Remember, the words of this Psalm were first meant for Jesus. When at Gethsemane, facing the greatest trial of his life - to obey God and go to the cross or not not. There, he sweat great drops of blood. But what happened to his friends on his right and left? They were falling like flies. They were falling asleep. At a time, when the moon was high and full, when all Jews stayed up late into the night, the disciples were giving into the weakness of their flesh. Judas himself, fell to the temptation of Satan. And on that night, all the disciples fled - the spears and the arrows of the Romans were too sharp and deadly - the words of the servant girl to Peter was too accusing and too condemning that he denied Christ. But Jesus trusted in God. Why didn’t he let Peter and his disciples defend him with the sword? He was to inherit a kingdom. Why didn’t he bow down to Satan and have all the kingdoms of the world?

Because unlike Abraham, Sarah, Adam, Eve, Cain, and the builders of Babel, he trusted in God. The way of self-preservation was by self-denial. God’s only begotten Son, gave his life up. He did not engineer a way out. He went to the cross trusting. And three days later, he saw death conquered by his own resurrection. He trusted - and God delivered him. He even conquered his enemies. Those who called upon him to be crucified were 50 days later brought into submission to him by the gospel. All 3000 of them, and the church would grow, to the uncountable souls down the ages. So while we are weak, and we may at times be among those of the 10,000 falling - and our faith and confidence is so weak, we look to Christ, who struggled like we do - but was confident in God, that he faced those trials, knowing that refreshing was at hand. Dearly beloved, some of us who struggle greatly, may also be struggling with imagined fears - or maybe not imagined, but stirred up fears - we spin these idols in our hearts to make our fears greater than what they should be. In the sight of God, they are small - because Christ has gone through the mother of all fears - the judgment of God.

What are your trials this year? They are expected and unexpected. And though your troubles come from known and unknown sources, they can be severe - and unexpectedly severe. Will you hope in God? Your trials will not last forever. They have an end to them - in this life, and definitely in the life to come. 

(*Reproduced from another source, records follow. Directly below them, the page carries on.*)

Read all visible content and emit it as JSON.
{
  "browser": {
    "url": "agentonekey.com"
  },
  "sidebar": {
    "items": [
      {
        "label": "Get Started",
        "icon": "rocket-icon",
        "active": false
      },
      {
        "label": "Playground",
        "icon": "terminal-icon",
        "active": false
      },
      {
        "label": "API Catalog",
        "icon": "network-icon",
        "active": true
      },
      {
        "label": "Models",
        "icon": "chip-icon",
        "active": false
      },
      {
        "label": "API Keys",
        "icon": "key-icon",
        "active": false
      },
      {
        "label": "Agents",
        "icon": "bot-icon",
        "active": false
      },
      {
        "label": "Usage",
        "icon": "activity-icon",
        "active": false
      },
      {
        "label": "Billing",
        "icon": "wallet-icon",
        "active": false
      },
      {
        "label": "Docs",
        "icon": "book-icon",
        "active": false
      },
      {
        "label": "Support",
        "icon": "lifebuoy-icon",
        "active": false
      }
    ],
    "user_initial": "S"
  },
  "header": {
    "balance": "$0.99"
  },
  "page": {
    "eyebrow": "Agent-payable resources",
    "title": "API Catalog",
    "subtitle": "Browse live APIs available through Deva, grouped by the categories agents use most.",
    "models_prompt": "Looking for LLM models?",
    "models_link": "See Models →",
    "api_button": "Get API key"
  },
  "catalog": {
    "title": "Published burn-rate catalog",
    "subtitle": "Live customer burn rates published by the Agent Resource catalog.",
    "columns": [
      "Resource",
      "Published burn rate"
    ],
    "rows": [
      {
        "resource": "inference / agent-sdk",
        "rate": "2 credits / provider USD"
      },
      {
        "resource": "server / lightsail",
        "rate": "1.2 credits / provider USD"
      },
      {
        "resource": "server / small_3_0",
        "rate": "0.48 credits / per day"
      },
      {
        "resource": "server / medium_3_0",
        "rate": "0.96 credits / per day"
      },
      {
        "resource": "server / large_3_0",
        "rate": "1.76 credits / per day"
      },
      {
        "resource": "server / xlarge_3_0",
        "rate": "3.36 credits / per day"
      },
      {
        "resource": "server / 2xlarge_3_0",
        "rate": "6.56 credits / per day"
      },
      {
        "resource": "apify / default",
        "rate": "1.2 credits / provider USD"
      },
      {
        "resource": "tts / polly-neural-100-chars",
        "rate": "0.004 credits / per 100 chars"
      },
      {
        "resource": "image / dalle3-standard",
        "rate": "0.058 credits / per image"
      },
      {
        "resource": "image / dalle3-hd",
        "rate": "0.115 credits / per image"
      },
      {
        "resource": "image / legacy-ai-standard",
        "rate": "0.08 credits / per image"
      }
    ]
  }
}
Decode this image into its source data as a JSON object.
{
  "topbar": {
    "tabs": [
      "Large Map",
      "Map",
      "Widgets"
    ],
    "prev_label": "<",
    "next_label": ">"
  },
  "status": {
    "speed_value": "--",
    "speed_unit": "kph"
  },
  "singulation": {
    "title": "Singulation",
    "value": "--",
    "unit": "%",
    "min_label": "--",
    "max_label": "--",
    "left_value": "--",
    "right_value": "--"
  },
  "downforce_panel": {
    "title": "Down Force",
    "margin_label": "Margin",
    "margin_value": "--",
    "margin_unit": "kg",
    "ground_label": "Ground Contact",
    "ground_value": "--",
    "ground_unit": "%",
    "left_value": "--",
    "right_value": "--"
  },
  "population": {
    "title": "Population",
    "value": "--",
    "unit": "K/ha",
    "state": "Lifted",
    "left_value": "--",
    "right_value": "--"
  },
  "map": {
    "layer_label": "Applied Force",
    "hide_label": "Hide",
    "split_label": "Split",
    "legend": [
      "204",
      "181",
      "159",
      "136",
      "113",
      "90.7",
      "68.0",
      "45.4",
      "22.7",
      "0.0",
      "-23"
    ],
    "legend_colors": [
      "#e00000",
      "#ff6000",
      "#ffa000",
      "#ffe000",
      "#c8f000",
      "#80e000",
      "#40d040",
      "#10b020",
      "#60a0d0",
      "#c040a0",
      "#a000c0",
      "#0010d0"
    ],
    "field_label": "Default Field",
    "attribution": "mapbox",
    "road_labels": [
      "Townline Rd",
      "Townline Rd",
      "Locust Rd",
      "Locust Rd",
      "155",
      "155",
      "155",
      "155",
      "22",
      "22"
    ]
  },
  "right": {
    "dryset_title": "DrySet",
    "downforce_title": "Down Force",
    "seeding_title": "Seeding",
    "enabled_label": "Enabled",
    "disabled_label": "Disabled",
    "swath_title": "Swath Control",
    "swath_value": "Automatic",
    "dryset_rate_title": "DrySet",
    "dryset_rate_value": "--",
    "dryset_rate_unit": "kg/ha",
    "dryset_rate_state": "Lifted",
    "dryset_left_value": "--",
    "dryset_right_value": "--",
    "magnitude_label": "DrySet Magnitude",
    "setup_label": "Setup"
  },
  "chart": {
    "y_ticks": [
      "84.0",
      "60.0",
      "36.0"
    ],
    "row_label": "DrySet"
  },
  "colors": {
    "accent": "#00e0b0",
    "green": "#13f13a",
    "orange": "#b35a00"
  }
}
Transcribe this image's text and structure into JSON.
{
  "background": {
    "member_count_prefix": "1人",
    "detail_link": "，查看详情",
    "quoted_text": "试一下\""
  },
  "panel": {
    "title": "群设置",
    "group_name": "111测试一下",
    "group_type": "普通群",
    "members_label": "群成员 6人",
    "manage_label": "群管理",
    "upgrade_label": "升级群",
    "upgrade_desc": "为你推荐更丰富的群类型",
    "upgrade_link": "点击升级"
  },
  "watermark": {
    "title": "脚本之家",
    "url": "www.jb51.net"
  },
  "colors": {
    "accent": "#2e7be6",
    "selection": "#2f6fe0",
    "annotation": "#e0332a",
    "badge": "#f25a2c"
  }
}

Beloved, I close with the words of Jonathan Edwards. He said, “God’s people, whenever they are scorched by afflictions as by hot sun-beams, may resort to him, who is as a shadow of a great rock, and be effectually sheltered, and sweetly refreshed.” But you must go to him. He must be your confidence. In order to have any comfort, to experience any of these things, we need to persevere towards him. But that’s next week’s message.

Sermon Outline:

1. We Can Be Confident in God at All Times

    a. Times of expected trouble

    b. Times of unexpected trouble

2. We Can Be Confident in God in Severe Trials

    a. Times of known enemies

    b. Times of unknown enemies

3. We Can Be Confident Because We Hope in God

    a. Evil will not always reign

    b. Evil will be judged

* As a matter of courtesy please advise Rev. Mark Chen, if you plan to use this sermon in a worship service.   Thank-you.
(c) Copyright 2021, Rev. Mark Chen

Please direct any comments to the Webmaster

bottom corner